Try it = Output every entry exactly as written, skipping any pictures.

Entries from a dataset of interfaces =

==============================

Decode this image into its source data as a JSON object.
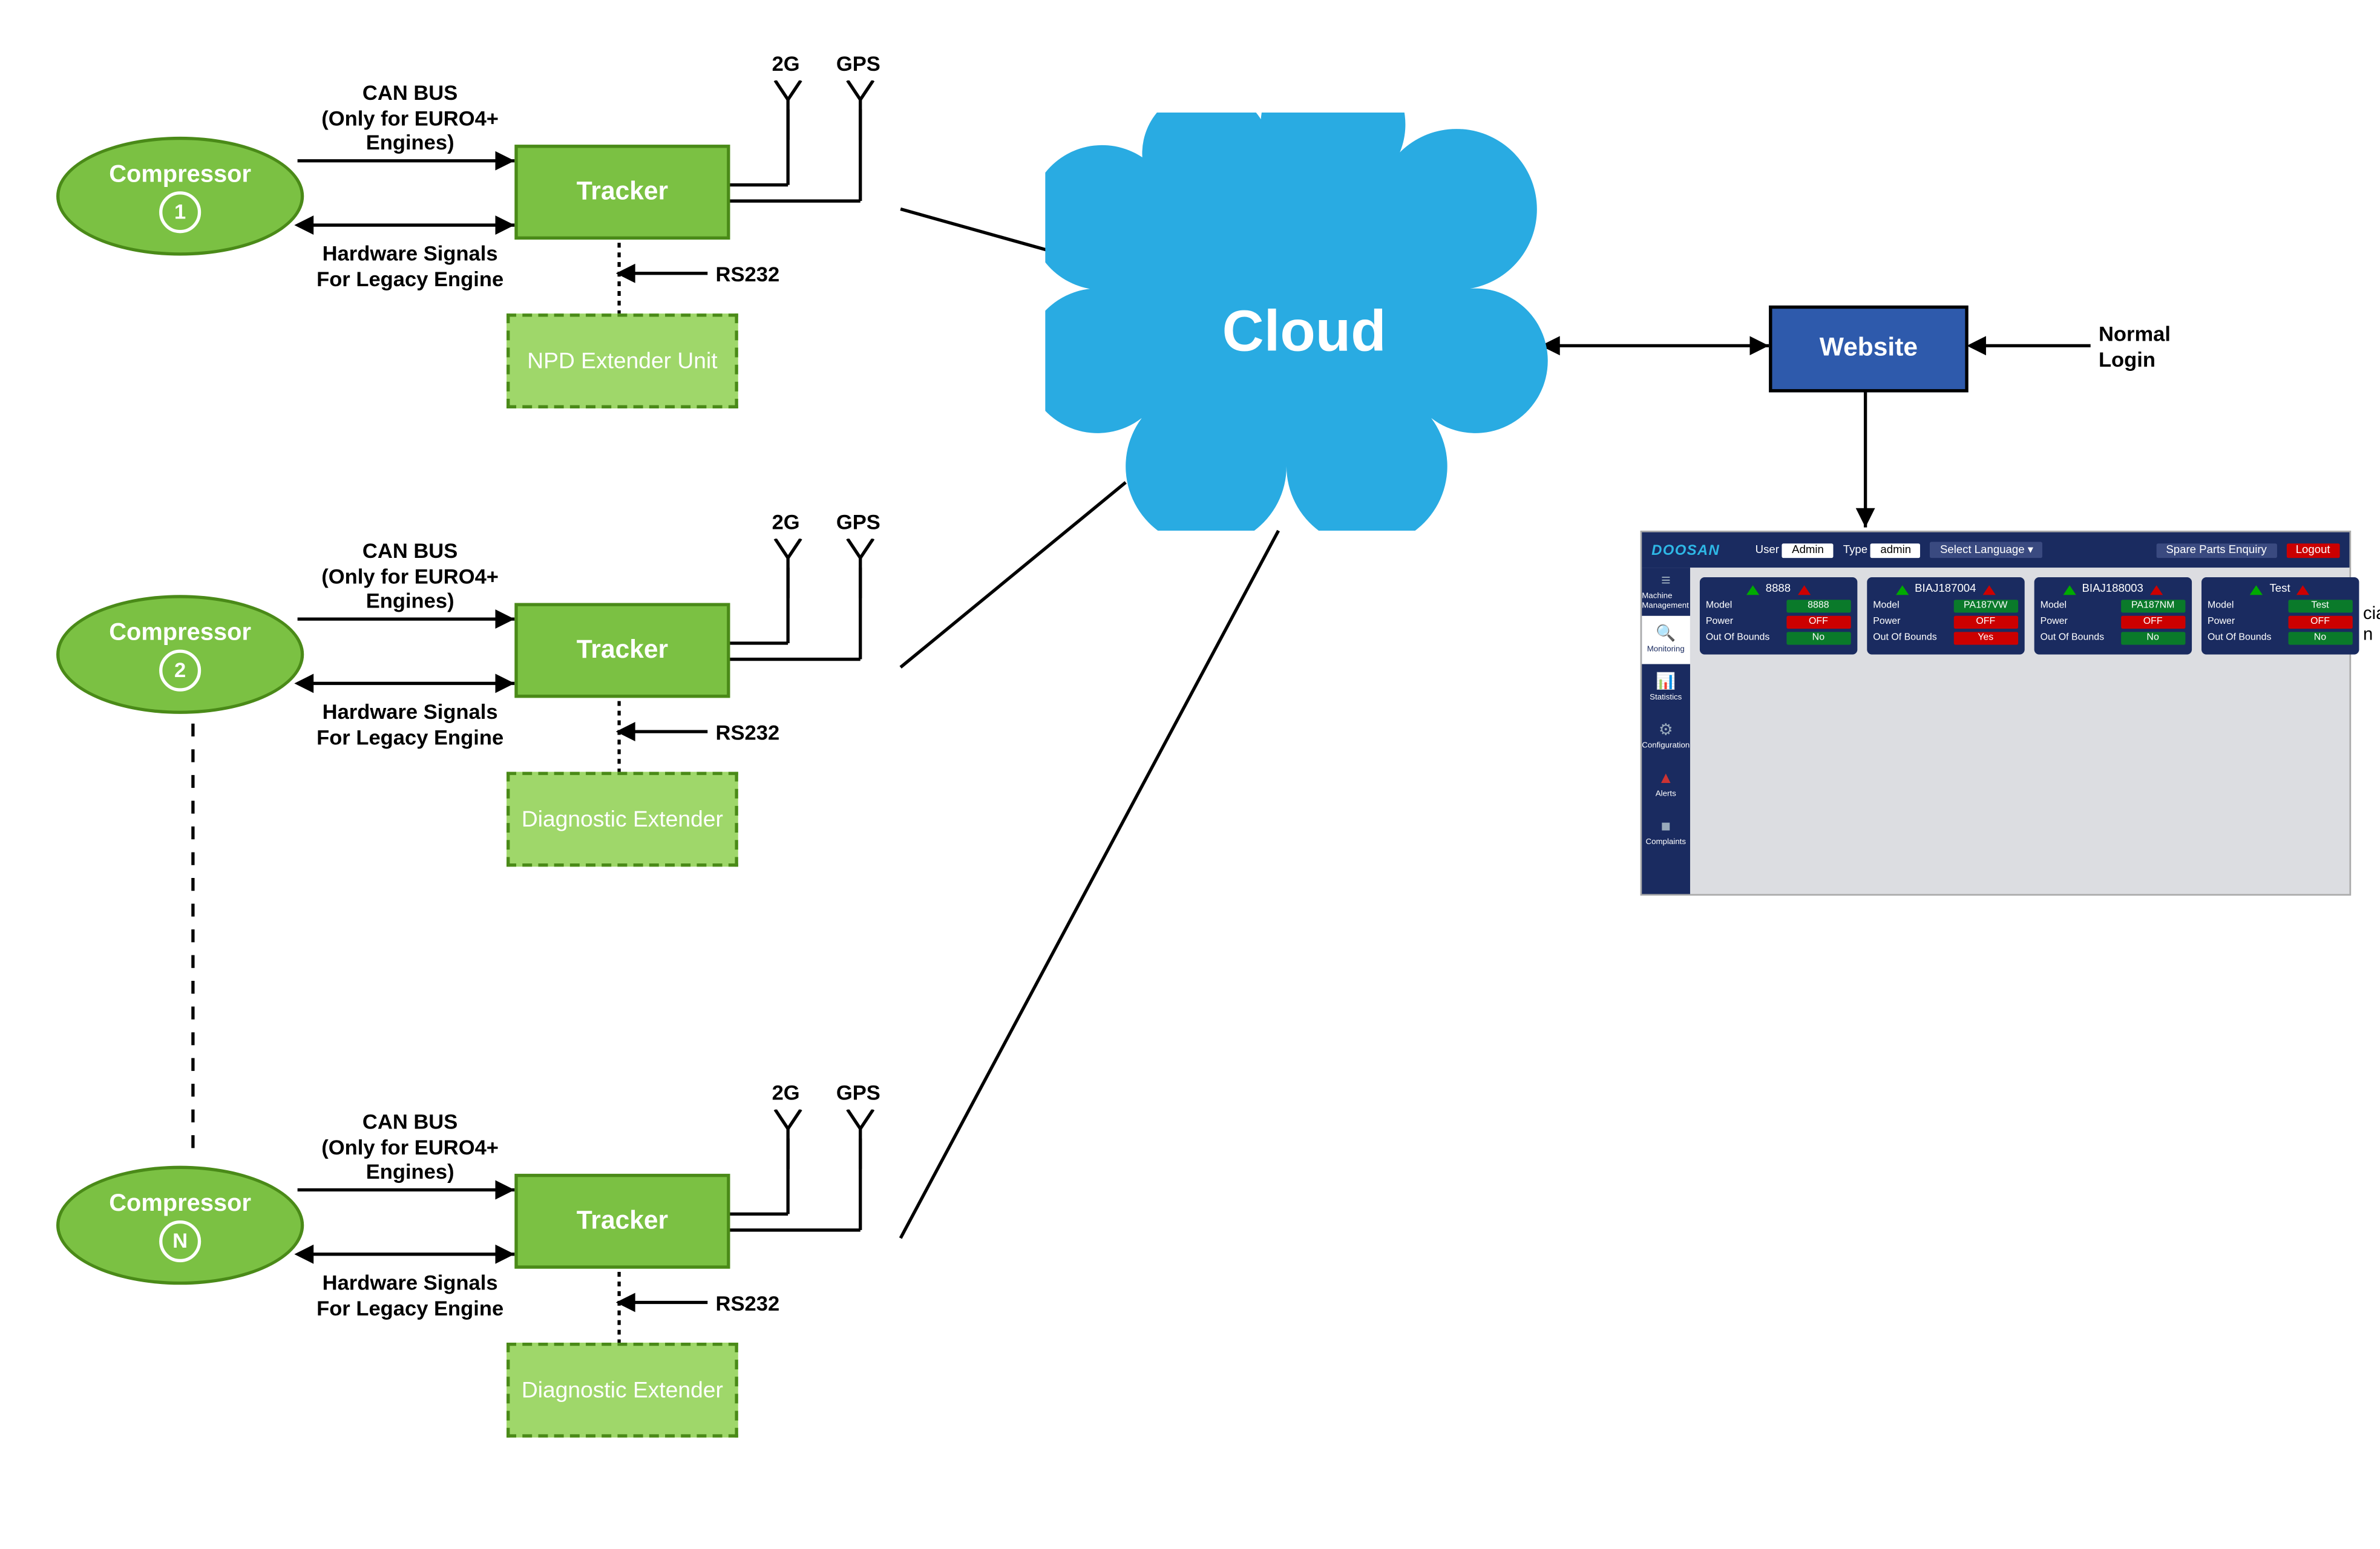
{
  "compressors": [
    {
      "label": "Compressor",
      "num": "1"
    },
    {
      "label": "Compressor",
      "num": "2"
    },
    {
      "label": "Compressor",
      "num": "N"
    }
  ],
  "tracker_label": "Tracker",
  "extenders": [
    "NPD Extender Unit",
    "Diagnostic Extender",
    "Diagnostic Extender"
  ],
  "link_canbus_l1": "CAN BUS",
  "link_canbus_l2": "(Only for EURO4+",
  "link_canbus_l3": "Engines)",
  "link_hw_l1": "Hardware Signals",
  "link_hw_l2": "For Legacy Engine",
  "link_rs232": "RS232",
  "ant_2g": "2G",
  "ant_gps": "GPS",
  "cloud": "Cloud",
  "website": "Website",
  "login_l1": "Normal",
  "login_l2": "Login",
  "dash": {
    "logo": "DOOSAN",
    "user_k": "User",
    "user_v": "Admin",
    "type_k": "Type",
    "type_v": "admin",
    "lang": "Select Language ▾",
    "enquiry": "Spare Parts Enquiry",
    "logout": "Logout",
    "side": [
      {
        "icon": "≡",
        "label": "Machine Management"
      },
      {
        "icon": "🔍",
        "label": "Monitoring"
      },
      {
        "icon": "📊",
        "label": "Statistics"
      },
      {
        "icon": "⚙",
        "label": "Configuration"
      },
      {
        "icon": "▲",
        "label": "Alerts"
      },
      {
        "icon": "■",
        "label": "Complaints"
      }
    ],
    "row_model": "Model",
    "row_power": "Power",
    "row_oob": "Out Of Bounds",
    "off": "OFF",
    "yes": "Yes",
    "no": "No",
    "cards": [
      {
        "title": "8888",
        "model": "8888",
        "oob": "No"
      },
      {
        "title": "BIAJ187004",
        "model": "PA187VW",
        "oob": "Yes"
      },
      {
        "title": "BIAJ188003",
        "model": "PA187NM",
        "oob": "No"
      },
      {
        "title": "Test",
        "model": "Test",
        "oob": "No"
      }
    ],
    "extra_l1": "cial",
    "extra_l2": "n"
  }
}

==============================

Task output =
Decode this image into its source data as a JSON object.
{
  "compressors": [
    {
      "label": "Compressor",
      "num": "1"
    },
    {
      "label": "Compressor",
      "num": "2"
    },
    {
      "label": "Compressor",
      "num": "N"
    }
  ],
  "tracker_label": "Tracker",
  "extenders": [
    "NPD Extender Unit",
    "Diagnostic Extender",
    "Diagnostic Extender"
  ],
  "link_canbus_l1": "CAN BUS",
  "link_canbus_l2": "(Only for EURO4+",
  "link_canbus_l3": "Engines)",
  "link_hw_l1": "Hardware Signals",
  "link_hw_l2": "For Legacy Engine",
  "link_rs232": "RS232",
  "ant_2g": "2G",
  "ant_gps": "GPS",
  "cloud": "Cloud",
  "website": "Website",
  "login_l1": "Normal",
  "login_l2": "Login",
  "dash": {
    "logo": "DOOSAN",
    "user_k": "User",
    "user_v": "Admin",
    "type_k": "Type",
    "type_v": "admin",
    "lang": "Select Language ▾",
    "enquiry": "Spare Parts Enquiry",
    "logout": "Logout",
    "side": [
      {
        "icon": "≡",
        "label": "Machine Management"
      },
      {
        "icon": "🔍",
        "label": "Monitoring"
      },
      {
        "icon": "📊",
        "label": "Statistics"
      },
      {
        "icon": "⚙",
        "label": "Configuration"
      },
      {
        "icon": "▲",
        "label": "Alerts"
      },
      {
        "icon": "■",
        "label": "Complaints"
      }
    ],
    "row_model": "Model",
    "row_power": "Power",
    "row_oob": "Out Of Bounds",
    "off": "OFF",
    "yes": "Yes",
    "no": "No",
    "cards": [
      {
        "title": "8888",
        "model": "8888",
        "oob": "No"
      },
      {
        "title": "BIAJ187004",
        "model": "PA187VW",
        "oob": "Yes"
      },
      {
        "title": "BIAJ188003",
        "model": "PA187NM",
        "oob": "No"
      },
      {
        "title": "Test",
        "model": "Test",
        "oob": "No"
      }
    ],
    "extra_l1": "cial",
    "extra_l2": "n"
  }
}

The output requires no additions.